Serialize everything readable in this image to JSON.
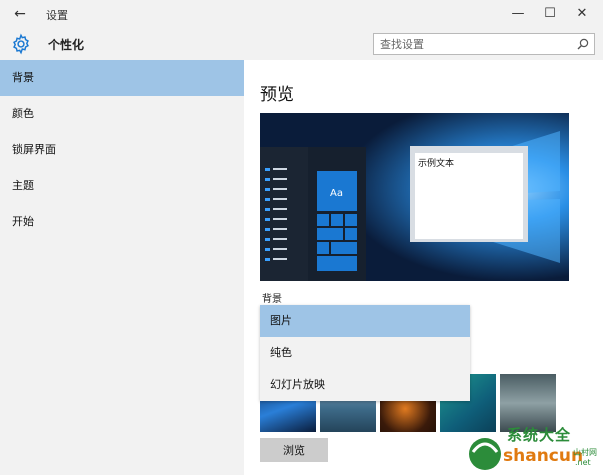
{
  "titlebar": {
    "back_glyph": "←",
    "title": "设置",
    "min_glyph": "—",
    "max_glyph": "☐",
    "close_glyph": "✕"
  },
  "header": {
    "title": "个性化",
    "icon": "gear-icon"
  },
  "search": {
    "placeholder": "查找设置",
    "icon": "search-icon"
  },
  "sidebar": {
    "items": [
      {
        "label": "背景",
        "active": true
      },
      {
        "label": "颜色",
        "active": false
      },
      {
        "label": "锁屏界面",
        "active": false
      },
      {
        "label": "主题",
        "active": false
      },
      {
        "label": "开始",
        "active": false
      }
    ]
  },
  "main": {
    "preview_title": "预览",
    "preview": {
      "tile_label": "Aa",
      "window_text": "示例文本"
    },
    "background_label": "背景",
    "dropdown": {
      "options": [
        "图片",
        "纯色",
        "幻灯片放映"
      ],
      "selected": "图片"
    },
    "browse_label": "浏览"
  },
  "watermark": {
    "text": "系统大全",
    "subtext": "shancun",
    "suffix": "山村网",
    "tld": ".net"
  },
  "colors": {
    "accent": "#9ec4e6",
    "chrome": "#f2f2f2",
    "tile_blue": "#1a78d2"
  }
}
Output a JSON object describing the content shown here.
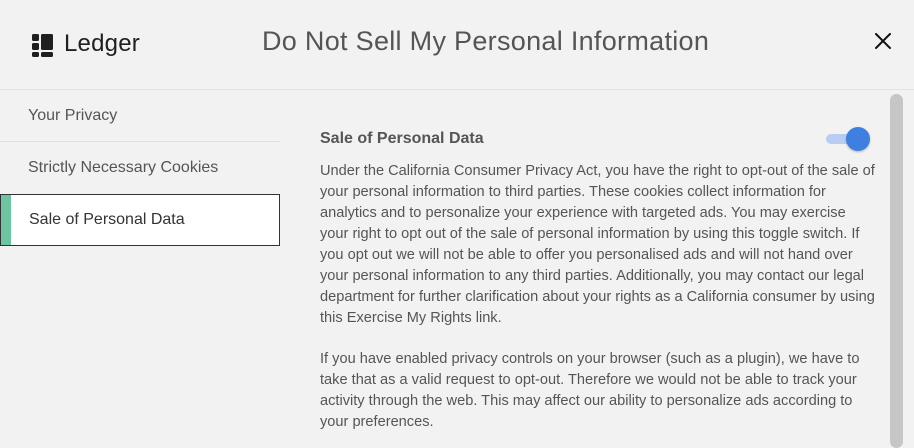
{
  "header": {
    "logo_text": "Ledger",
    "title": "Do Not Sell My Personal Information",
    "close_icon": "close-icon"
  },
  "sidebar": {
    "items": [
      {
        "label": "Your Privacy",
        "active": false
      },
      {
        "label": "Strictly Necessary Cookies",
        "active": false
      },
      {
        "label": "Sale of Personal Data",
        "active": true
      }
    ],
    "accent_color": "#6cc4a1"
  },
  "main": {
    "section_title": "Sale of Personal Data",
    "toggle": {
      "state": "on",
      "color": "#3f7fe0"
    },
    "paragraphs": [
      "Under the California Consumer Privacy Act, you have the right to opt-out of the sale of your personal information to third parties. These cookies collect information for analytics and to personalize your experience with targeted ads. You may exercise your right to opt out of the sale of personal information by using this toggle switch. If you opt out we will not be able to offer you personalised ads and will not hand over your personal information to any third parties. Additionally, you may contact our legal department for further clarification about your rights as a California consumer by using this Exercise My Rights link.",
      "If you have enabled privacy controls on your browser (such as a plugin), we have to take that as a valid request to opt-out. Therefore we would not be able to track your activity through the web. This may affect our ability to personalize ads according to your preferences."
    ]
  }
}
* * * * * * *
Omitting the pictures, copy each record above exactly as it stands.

> **Task result**:
Serialize everything readable in this image to JSON.
{
  "titlebar": {
    "back_glyph": "←",
    "title": "设置",
    "min_glyph": "—",
    "max_glyph": "☐",
    "close_glyph": "✕"
  },
  "header": {
    "title": "个性化",
    "icon": "gear-icon"
  },
  "search": {
    "placeholder": "查找设置",
    "icon": "search-icon"
  },
  "sidebar": {
    "items": [
      {
        "label": "背景",
        "active": true
      },
      {
        "label": "颜色",
        "active": false
      },
      {
        "label": "锁屏界面",
        "active": false
      },
      {
        "label": "主题",
        "active": false
      },
      {
        "label": "开始",
        "active": false
      }
    ]
  },
  "main": {
    "preview_title": "预览",
    "preview": {
      "tile_label": "Aa",
      "window_text": "示例文本"
    },
    "background_label": "背景",
    "dropdown": {
      "options": [
        "图片",
        "纯色",
        "幻灯片放映"
      ],
      "selected": "图片"
    },
    "browse_label": "浏览"
  },
  "watermark": {
    "text": "系统大全",
    "subtext": "shancun",
    "suffix": "山村网",
    "tld": ".net"
  },
  "colors": {
    "accent": "#9ec4e6",
    "chrome": "#f2f2f2",
    "tile_blue": "#1a78d2"
  }
}
Output a JSON object describing the content shown here.
{
  "header": {
    "logo_text": "Ledger",
    "title": "Do Not Sell My Personal Information",
    "close_icon": "close-icon"
  },
  "sidebar": {
    "items": [
      {
        "label": "Your Privacy",
        "active": false
      },
      {
        "label": "Strictly Necessary Cookies",
        "active": false
      },
      {
        "label": "Sale of Personal Data",
        "active": true
      }
    ],
    "accent_color": "#6cc4a1"
  },
  "main": {
    "section_title": "Sale of Personal Data",
    "toggle": {
      "state": "on",
      "color": "#3f7fe0"
    },
    "paragraphs": [
      "Under the California Consumer Privacy Act, you have the right to opt-out of the sale of your personal information to third parties. These cookies collect information for analytics and to personalize your experience with targeted ads. You may exercise your right to opt out of the sale of personal information by using this toggle switch. If you opt out we will not be able to offer you personalised ads and will not hand over your personal information to any third parties. Additionally, you may contact our legal department for further clarification about your rights as a California consumer by using this Exercise My Rights link.",
      "If you have enabled privacy controls on your browser (such as a plugin), we have to take that as a valid request to opt-out. Therefore we would not be able to track your activity through the web. This may affect our ability to personalize ads according to your preferences."
    ]
  }
}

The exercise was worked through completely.